> **Task to carry out**: Answer with nothing except the number of lines in the listing that include the word "toby".

^^^^

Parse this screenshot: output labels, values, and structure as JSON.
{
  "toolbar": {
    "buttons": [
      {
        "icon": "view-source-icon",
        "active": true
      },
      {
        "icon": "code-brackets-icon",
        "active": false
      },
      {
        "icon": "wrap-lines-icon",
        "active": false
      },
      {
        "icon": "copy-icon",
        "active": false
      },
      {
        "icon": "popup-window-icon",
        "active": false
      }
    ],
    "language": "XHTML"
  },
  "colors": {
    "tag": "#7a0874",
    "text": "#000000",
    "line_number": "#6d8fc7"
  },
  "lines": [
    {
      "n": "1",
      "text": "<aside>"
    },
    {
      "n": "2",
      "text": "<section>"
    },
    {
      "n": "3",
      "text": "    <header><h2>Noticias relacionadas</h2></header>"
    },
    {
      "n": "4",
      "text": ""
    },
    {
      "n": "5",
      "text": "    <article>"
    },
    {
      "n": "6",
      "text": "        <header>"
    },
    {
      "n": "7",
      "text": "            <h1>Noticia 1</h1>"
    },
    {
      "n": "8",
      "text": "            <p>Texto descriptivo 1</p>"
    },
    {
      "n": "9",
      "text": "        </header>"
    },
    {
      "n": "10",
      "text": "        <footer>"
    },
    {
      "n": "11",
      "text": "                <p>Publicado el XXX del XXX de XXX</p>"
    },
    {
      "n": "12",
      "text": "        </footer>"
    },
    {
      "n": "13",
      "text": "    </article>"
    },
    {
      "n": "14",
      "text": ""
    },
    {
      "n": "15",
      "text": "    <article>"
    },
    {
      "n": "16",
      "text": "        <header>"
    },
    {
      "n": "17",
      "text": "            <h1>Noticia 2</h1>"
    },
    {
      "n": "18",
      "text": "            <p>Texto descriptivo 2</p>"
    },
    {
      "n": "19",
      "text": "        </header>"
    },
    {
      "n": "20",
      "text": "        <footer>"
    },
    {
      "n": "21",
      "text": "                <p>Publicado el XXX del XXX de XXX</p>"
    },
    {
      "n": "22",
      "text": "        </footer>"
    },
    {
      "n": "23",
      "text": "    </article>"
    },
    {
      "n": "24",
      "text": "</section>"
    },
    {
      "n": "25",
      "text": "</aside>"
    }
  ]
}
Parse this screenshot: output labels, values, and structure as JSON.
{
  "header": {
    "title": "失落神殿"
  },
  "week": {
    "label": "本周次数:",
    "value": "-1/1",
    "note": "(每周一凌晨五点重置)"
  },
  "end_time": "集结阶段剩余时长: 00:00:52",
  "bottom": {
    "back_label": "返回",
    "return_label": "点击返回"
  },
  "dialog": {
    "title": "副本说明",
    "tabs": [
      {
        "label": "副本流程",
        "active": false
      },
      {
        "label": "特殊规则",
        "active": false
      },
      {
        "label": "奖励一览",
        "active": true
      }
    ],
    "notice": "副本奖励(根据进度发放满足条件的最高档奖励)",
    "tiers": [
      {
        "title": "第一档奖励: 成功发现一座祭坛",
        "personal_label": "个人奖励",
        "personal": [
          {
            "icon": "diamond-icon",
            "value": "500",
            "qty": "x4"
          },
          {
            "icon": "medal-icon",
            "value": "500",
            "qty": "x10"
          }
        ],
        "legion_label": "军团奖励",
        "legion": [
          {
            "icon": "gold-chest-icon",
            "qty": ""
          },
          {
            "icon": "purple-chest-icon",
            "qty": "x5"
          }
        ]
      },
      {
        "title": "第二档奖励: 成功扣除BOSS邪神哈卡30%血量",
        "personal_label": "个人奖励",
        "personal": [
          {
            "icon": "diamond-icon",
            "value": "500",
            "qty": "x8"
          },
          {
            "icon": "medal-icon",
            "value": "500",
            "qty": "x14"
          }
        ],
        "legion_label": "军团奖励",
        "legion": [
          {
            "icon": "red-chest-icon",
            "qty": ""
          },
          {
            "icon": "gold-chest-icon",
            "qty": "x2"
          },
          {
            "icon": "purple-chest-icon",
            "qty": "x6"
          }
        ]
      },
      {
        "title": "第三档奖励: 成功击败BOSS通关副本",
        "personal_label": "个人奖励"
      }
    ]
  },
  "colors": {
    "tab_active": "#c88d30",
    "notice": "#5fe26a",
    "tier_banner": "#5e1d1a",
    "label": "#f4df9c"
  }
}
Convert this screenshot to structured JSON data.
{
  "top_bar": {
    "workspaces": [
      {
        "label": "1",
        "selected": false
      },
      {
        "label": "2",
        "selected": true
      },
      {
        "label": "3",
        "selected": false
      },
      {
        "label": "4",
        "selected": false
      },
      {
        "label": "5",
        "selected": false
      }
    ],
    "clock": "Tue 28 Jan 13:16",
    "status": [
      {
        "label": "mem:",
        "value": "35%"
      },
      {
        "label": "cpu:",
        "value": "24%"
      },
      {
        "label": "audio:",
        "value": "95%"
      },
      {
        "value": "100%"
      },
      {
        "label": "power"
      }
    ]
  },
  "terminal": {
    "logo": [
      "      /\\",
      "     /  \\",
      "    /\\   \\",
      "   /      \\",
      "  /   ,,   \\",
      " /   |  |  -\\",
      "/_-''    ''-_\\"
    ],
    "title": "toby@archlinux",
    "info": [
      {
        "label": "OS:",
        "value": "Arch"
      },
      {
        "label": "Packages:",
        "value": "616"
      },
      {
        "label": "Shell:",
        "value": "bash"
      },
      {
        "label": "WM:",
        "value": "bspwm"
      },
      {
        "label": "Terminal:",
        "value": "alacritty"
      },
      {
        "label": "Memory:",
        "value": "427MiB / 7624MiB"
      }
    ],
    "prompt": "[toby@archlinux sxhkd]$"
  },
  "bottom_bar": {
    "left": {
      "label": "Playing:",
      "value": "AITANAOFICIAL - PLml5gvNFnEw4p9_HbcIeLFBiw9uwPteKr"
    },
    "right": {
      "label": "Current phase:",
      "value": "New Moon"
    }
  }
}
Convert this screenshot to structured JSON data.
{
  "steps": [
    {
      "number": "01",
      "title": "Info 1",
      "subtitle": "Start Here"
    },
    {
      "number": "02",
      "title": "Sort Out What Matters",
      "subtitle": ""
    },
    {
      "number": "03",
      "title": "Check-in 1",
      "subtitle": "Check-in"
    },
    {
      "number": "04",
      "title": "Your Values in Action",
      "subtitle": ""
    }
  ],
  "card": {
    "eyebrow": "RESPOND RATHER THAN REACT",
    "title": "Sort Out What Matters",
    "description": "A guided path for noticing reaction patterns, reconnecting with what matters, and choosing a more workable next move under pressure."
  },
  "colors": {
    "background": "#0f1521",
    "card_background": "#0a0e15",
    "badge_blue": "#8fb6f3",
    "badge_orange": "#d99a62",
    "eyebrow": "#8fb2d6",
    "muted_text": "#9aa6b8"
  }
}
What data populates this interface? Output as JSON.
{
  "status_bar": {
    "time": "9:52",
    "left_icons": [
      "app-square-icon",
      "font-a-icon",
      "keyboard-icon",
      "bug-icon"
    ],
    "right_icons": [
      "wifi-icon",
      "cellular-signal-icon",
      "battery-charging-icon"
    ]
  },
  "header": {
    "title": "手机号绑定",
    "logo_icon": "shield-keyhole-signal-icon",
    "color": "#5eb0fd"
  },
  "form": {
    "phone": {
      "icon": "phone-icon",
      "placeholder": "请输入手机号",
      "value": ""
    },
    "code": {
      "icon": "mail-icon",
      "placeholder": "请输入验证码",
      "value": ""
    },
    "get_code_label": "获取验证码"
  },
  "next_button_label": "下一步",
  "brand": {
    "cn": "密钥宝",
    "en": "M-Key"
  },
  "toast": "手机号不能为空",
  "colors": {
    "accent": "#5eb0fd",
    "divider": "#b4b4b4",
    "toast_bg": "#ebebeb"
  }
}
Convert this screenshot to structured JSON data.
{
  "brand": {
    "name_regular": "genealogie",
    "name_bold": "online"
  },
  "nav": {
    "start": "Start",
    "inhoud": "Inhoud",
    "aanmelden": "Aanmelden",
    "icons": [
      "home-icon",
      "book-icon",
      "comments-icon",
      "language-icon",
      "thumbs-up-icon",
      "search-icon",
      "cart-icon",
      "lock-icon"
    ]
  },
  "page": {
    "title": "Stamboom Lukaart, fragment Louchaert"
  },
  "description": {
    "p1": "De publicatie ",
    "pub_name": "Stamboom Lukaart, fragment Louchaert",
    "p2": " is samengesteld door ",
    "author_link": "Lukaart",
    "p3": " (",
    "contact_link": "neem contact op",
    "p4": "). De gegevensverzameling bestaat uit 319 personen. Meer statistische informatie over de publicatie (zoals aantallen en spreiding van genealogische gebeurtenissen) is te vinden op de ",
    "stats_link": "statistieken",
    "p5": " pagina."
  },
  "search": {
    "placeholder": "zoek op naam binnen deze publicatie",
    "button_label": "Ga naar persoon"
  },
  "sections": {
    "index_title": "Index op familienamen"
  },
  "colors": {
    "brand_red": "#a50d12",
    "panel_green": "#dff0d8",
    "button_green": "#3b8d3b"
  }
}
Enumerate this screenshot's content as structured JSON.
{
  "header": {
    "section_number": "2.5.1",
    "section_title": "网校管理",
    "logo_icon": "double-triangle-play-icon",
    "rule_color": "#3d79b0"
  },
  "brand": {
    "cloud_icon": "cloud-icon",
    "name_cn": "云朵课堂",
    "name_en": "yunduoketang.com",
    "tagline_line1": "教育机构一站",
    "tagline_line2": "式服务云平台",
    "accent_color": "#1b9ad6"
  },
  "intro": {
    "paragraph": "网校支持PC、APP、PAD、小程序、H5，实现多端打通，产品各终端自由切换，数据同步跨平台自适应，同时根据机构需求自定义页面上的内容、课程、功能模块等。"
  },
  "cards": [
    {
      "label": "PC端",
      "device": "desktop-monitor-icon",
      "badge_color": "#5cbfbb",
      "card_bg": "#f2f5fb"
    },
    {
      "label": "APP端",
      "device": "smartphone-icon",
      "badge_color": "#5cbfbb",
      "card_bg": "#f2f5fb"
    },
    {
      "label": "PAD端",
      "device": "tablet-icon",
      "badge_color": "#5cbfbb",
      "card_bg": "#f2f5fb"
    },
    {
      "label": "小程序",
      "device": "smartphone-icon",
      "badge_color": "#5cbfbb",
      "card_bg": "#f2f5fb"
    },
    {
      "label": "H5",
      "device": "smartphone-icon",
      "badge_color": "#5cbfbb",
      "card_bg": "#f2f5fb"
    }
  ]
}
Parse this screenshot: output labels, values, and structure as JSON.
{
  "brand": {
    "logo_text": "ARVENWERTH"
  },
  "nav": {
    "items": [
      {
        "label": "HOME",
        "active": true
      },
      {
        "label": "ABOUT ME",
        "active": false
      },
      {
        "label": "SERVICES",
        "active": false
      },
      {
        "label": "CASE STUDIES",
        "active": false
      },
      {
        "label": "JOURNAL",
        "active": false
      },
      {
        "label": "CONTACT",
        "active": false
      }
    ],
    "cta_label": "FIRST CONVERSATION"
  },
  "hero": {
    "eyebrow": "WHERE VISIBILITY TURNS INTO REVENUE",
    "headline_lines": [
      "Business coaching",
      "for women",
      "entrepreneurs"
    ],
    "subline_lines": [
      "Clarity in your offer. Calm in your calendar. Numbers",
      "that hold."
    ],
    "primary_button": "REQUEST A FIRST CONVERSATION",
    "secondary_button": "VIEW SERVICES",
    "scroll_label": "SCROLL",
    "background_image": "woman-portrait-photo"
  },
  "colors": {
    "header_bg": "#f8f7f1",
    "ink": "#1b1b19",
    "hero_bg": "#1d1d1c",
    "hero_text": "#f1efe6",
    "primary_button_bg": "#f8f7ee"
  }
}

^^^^

> **Solution for this problem**: 2